By Diane Carman
Dr. Muthanna Jabbar was approached by some men outside his home in Iraq on the day his life changed forever.
“They pulled me over and said, ‘Are you Muthanna? Quit working with the Americans or we’re going to kill you.’”
Jabbar turned and walked toward his home a few yards away. “I was almost closing my eyes, anticipating a bullet or something in my head,” he said. “When I reached my kitchen, I thought, ‘It’s a miracle. Nothing happened. They left.’”
It was just the first of many miraculous circumstances that led him to Fort Collins, Colorado Welcome Back and his first steps on the rugged path toward a license to practice medicine in the United States.
Jabbar, 34, graduated from the Al-Mustansiriya University College of Medicine in Baghdad in 2002, specializing in general practice and surgery. His experience in the nearly six years he worked in Iraq was primarily in the emergency room — trauma medicine. In Iraq, he said, “We have a lot of issues. It’s a busy, busy field.”
His last job was as medical director of the police academy medical department near the Al Taqaddum Air Base where his patients included both Iraqis and Americans. It was his care of Americans that put his life in danger.
After he was threatened, Jabbar quit his job and left home immediately. He lived with his sister for four months while he assembled the necessary documents to leave Iraq.
On Aug. 26, 2008, he boarded a bus for Turkey. Forty-eight hours later, in the early hours before sunrise, he arrived in Istanbul. He got off the bus and sat, alone and bewildered, on a grassy spot near the transit center. He stayed there with his luggage beside him for 2 ½ hours trying to get his bearings.
Finally, he asked a taxi driver for help. The driver took Jabbar to a hotel to sleep. From there he found his way to the office of the United Nations High Commissioner for Refugees and the halting first steps toward a new life.
Of all places in the United States to land, Jabbar chose Fort Collins because one of his brothers had lived there for five weeks while he participated in a youth leadership exchange program in 2009. His mentor was Julie Sullivan, an instructor in ethnic studies at Colorado State University. When she heard that Jabbar was seeking asylum, she offered to help him get settled.
“Julie is a wonderful person,” Jabbar said. “She picked me up at the airport and introduced me to the Fort Collins area.”
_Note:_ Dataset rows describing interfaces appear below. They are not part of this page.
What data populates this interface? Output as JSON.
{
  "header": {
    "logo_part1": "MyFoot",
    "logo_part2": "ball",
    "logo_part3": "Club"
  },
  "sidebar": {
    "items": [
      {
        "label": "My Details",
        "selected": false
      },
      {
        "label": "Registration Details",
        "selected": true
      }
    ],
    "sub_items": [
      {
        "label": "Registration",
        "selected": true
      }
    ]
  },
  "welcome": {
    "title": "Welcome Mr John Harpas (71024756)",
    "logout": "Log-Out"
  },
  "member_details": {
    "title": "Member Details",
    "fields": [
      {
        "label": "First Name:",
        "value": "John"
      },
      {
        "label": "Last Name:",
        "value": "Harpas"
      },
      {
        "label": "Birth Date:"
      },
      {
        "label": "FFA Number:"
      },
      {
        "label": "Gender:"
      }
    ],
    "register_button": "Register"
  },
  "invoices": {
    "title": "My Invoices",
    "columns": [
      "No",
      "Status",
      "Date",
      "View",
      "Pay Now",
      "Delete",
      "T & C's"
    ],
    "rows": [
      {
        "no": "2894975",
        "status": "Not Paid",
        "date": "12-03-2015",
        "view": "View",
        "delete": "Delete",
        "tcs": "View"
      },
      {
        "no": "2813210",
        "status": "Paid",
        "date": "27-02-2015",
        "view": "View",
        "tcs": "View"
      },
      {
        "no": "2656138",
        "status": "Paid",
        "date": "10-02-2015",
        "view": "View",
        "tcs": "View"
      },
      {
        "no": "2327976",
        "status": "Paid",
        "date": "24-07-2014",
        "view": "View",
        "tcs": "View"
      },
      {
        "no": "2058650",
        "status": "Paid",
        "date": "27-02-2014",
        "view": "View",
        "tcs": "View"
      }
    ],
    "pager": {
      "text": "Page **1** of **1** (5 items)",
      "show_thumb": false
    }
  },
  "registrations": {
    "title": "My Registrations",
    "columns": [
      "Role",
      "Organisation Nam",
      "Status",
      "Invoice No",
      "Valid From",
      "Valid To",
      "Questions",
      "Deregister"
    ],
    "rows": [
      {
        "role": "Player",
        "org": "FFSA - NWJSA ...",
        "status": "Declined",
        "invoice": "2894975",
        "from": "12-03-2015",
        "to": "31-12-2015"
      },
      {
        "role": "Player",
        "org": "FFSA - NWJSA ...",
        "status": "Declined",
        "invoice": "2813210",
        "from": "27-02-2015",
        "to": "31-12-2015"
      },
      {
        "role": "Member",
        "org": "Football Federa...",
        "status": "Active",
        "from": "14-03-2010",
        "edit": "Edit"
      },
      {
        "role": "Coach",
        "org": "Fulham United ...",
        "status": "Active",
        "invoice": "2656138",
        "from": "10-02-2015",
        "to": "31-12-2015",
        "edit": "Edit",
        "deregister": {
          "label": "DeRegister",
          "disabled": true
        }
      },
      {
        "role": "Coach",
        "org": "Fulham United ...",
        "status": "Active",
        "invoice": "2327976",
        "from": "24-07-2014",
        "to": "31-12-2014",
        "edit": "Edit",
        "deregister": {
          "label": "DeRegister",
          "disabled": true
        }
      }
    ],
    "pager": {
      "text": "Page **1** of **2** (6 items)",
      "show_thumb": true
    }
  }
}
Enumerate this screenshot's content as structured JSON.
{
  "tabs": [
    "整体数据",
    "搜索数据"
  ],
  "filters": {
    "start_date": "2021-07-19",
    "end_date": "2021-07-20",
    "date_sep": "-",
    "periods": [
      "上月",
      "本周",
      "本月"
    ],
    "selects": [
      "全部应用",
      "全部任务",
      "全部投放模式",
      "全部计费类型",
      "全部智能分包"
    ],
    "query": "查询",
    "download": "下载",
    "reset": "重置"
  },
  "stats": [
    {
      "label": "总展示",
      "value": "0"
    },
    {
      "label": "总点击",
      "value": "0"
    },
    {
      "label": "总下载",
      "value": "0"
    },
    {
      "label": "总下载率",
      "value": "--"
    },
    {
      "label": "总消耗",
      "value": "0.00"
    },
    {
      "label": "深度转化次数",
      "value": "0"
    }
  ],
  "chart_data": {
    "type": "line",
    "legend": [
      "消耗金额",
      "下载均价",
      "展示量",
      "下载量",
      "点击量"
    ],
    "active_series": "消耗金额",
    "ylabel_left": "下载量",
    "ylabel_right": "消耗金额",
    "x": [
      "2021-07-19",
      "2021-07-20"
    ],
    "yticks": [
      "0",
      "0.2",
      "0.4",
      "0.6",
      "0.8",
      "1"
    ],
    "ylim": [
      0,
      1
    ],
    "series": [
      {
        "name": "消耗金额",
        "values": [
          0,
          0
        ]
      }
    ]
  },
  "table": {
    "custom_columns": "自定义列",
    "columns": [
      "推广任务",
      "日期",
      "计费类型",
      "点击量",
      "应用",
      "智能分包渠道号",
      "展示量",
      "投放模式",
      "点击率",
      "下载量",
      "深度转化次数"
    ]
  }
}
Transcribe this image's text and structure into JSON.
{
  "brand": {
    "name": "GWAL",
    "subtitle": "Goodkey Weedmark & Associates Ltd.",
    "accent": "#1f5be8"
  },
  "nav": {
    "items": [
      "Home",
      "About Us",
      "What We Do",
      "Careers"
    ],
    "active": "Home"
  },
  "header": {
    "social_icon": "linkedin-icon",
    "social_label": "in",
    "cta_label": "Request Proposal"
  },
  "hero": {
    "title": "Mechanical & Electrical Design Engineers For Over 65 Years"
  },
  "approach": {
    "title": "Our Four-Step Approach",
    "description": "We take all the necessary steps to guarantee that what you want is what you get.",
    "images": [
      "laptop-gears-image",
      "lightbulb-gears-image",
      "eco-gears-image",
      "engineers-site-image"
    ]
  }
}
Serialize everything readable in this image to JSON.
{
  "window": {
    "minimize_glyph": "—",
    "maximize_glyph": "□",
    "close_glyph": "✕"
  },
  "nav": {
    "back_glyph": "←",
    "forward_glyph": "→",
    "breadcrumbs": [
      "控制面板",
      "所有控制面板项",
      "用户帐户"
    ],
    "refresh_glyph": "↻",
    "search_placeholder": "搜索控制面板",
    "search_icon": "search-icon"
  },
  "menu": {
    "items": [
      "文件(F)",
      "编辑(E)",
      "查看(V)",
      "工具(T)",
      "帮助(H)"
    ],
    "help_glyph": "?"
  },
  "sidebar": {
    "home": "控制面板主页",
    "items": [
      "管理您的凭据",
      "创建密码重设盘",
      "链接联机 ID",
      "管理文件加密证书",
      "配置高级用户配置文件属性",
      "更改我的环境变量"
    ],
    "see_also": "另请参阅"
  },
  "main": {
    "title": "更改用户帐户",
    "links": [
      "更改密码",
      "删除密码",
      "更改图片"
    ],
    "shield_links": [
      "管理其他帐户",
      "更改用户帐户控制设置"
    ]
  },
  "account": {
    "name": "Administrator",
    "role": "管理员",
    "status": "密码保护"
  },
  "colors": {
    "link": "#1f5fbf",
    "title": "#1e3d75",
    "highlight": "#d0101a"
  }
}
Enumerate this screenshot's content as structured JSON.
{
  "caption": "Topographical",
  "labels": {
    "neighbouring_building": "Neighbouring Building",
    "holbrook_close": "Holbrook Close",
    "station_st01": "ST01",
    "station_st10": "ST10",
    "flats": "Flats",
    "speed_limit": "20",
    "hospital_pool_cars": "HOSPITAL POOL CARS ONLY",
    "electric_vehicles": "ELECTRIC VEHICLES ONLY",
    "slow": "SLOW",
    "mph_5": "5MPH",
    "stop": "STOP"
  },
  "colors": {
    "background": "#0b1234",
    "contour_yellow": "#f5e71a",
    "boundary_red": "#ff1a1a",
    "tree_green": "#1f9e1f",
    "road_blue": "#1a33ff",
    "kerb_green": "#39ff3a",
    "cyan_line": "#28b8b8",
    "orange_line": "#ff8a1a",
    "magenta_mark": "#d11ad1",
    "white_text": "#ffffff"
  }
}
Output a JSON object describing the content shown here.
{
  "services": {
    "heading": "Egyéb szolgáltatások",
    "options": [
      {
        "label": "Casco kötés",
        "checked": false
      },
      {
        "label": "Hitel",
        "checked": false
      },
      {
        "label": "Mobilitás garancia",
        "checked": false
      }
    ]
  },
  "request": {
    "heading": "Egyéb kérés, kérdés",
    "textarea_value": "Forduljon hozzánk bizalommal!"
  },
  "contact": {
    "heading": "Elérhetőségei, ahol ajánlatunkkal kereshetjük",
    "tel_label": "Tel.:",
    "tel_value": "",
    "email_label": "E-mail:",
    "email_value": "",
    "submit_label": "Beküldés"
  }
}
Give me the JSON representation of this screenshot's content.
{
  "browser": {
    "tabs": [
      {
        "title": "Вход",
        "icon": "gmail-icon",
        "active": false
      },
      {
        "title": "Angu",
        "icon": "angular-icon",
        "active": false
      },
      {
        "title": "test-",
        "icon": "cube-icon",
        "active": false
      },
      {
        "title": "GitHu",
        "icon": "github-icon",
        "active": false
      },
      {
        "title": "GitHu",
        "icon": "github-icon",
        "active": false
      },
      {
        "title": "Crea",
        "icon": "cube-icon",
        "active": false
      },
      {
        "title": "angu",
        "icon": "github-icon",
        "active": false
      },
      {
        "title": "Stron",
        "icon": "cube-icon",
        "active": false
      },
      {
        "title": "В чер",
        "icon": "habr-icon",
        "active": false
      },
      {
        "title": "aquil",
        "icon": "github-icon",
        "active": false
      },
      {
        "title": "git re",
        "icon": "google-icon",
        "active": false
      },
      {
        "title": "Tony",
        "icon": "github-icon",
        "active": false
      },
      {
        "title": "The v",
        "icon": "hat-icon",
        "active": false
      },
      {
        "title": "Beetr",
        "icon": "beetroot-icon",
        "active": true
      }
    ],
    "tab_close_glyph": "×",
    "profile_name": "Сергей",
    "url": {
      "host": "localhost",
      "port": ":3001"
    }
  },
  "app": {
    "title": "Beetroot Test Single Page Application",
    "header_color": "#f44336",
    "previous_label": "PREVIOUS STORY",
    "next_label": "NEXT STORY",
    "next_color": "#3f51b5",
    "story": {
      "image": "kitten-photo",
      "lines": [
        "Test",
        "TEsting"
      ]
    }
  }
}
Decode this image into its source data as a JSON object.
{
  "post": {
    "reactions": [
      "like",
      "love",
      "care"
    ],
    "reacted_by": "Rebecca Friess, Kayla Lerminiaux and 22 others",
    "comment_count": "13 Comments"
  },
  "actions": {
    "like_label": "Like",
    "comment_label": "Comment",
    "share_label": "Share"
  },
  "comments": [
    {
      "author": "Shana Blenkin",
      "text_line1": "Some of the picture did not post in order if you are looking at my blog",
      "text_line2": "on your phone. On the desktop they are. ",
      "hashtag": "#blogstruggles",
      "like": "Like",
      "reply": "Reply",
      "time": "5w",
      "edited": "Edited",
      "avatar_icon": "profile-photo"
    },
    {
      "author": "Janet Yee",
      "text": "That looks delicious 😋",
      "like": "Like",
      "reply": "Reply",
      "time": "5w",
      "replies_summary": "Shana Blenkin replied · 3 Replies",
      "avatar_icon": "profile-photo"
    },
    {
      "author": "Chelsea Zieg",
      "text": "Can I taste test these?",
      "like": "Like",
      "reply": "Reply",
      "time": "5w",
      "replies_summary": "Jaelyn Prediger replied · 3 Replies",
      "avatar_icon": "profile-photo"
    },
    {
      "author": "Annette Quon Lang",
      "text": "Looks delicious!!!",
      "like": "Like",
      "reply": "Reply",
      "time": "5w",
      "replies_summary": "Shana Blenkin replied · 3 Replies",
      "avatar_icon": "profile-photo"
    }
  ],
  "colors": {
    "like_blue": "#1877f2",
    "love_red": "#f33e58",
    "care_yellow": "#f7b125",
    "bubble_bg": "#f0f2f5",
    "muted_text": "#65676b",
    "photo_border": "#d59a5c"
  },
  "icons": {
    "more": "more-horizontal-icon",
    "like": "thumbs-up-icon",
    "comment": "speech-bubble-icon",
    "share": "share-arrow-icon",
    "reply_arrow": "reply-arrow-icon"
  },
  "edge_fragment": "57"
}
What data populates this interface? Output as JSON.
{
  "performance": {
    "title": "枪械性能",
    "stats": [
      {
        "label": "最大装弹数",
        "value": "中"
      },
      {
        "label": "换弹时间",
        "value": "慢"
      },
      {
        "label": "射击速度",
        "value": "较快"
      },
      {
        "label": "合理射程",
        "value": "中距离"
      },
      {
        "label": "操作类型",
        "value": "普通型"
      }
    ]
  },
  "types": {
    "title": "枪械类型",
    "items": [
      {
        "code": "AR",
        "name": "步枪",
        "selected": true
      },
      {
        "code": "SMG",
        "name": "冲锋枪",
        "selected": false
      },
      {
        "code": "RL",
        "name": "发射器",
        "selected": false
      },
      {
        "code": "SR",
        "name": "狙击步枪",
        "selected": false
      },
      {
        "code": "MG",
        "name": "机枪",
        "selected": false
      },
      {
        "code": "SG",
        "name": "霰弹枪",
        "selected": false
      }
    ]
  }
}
Jabbar lived with Sullivan for a month in early 2010 as he sought work and a place of his own. She introduced him to hiking and biking, and helped him make an array of valuable professional contacts.
His sister and brother-in-law and their two children recently moved to Fort Collins. They were practicing physicians in Iraq and hope to navigate the licensure process as well.
Jabbar’s parents and two brothers remain in Iraq and, in the interest of their safety, he declined to have his photo taken.
Now he works part time at Lutheran Family Services, which has a resettlement agency in Greeley, and he is doing research on the impacts of pain medications on the cardiovascular systems of patients at St. Luke’s Medical Clinic. He also is studying for the medical licensing examinations, hoping that good grades will help him land a coveted medical residency.
The process for licensure is “like a long channel that’s a little bit kinky, but there is light at the end,” he said. “I’m optimistic. I’m a go-getter and I don’t give up easily. These challenges will make me a better person, a stronger person.”
Jabbar said he believes he can get good scores on the medical exams. “This is doable. It’s a matter of studying very, very hard.”
The more difficult part is landing a residency. “That is a competition, and by the end of medical school, U.S. students have had internships or some kind of U.S. experience.
“If I’m lucky, I’ll get a residency in Colorado, but I’m ready to go to Alaska – anywhere – for my residency,” said Jabbar. “I don’t mind.”
Then, when he completes the process and has his license to practice, he’d like to come back to Fort Collins. His dream job: “working in a hospital, mainly in the ER.
“I’m alive and happy,” he said, “but real life for me is to be a doctor again. It’s how I get my fuel.
“I see a patient in the ER and see the change on his face, in his expression, when the pain is gone. I can’t imagine my life without it.”